High notes

  • For the first time in a while, with a mostly intact roster, the Jazz looked like they were engaged on the defensive end and that they weren’t willing to let up at any point in the game. I think that the most encouraging part of this win for the Jazz was the fact that they improved and found areas to exploit as the game went on and then late in the third and into the fourth quarter they kind of tightened the vice and really took control. That kind of progression and upward trajectory through the course of a game is a really nice sign for a team that can sometimes be so up-and-down over the 48-minute stretch.
  • Jokic is a really smart player in a lot of ways. He is one of the best passers in the game (not just one of the best passing bigs) and there are a million reasons why he is the reigning NBA MVP. But, one of the really small things that Jokic does well is something that is so fundamental in basketball that it’s drilled into young players as they are learning the game. If you catch the ball high in the paint, don’t come down with it. Anyone who has played organized basketball surely has heard coaches yell this time and time again. It’s no different in the NBA and yet some players just let go of some of those elementary lessons. Jokic is a master at catching the ball high in a deep post position and turning to immediately release for a shot. It gives him a great chance at a finish and also is a good way to draw a foul. I just appreciate basketball fundamentals.

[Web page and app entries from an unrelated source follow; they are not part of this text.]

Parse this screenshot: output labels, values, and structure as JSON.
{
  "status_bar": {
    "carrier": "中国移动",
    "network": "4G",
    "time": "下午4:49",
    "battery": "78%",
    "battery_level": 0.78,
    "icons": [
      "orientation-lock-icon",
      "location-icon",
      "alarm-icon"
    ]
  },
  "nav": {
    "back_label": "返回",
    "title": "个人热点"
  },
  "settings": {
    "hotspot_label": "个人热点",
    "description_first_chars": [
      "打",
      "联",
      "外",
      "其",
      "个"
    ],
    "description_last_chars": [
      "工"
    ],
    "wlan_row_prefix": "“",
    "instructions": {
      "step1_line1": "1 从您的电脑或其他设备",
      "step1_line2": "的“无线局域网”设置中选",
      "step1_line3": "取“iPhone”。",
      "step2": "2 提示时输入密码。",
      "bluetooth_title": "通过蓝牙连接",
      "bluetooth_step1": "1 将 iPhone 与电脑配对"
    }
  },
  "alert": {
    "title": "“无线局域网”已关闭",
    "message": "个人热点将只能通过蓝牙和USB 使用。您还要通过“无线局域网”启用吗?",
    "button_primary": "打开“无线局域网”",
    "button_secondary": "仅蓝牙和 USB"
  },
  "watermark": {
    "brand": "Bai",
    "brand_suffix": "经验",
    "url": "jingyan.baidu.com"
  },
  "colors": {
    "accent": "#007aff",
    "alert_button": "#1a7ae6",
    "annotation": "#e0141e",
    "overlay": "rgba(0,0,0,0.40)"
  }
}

  • Because Hassan Whiteside remains in the league’s health and safety protocol, the Jazz had to replace his minutes somehow. That meant playing Gay at the five in some stints and replacing Gay’s non-five minutes with Eric Paschall. Though he only played about nine minutes, he was really good in those minutes and really important. I’ve said it before and I’ll say it again, the Jazz may not use Paschall as much when they are all full strength and there are certainly arguments to be made about that decision, but the fact that they have someone who is that capable and that reliable who can come in at any time and provide valuable minutes, especially defensively, is a great thing for a team looking to make a deep playoff run.
  • Bojan Bogdanovic just seems to pull out all the tricks against the Nuggets. He likes to beat this team and he likes to go big. He and Donovan Mitchell combined for 52 points and it didn’t seem particularly difficult.

Low notes

  • The Nuggets bench/non-Jokic minutes in the fourth quarter were really not great. This was a one-possession game and the Jazz quickly ballooned a double-digit lead when Jokic was sitting. That’s just the risk you take in some of these regular season games though. You want to prevent fouls and you don’t want to kill your team just to win a game when you’re already missing so many pieces. I assume that barring foul trouble, Jokic and Gobert would probably play the entirety of the fourth quarter.
  • Remember that thing I said earlier about Jokic not bringing the ball down when he catches in the deep post. Gay makes the mistake of doing the opposite and it costs him.
  • A high note for the Jazz was that they were in the bonus for the final 10 minutes of the game, but that means that the Nuggets committed five fouls in the first two minutes of the final quarter of a close game. That’s just not great. And the penalty foul that started that 10-minute stretch was an incredibly ill-informed foul by Facu Compazzo. You have to know how many fouls your team has — another basketball fundamental. 

Flat notes

  • There was a Nuggets fan sitting in the section near the media seats who, during timeouts, was walking through the stands holding up a COVID-themed poster with a photo of Gobert on it and it read “It’s all Rudy’s fault.” I just feel like this is in such poor taste. Not only does it incorrectly blame an entire deadly pandemic on the shoulders of one person who has already dealt with death threats because of his unfortunately being the first player to test positive in the NBA back in 2020, but it also is just insensitive to the fact that more than 850,000 people have lost their lives because of this virus and trivializing it in this way just isn’t right.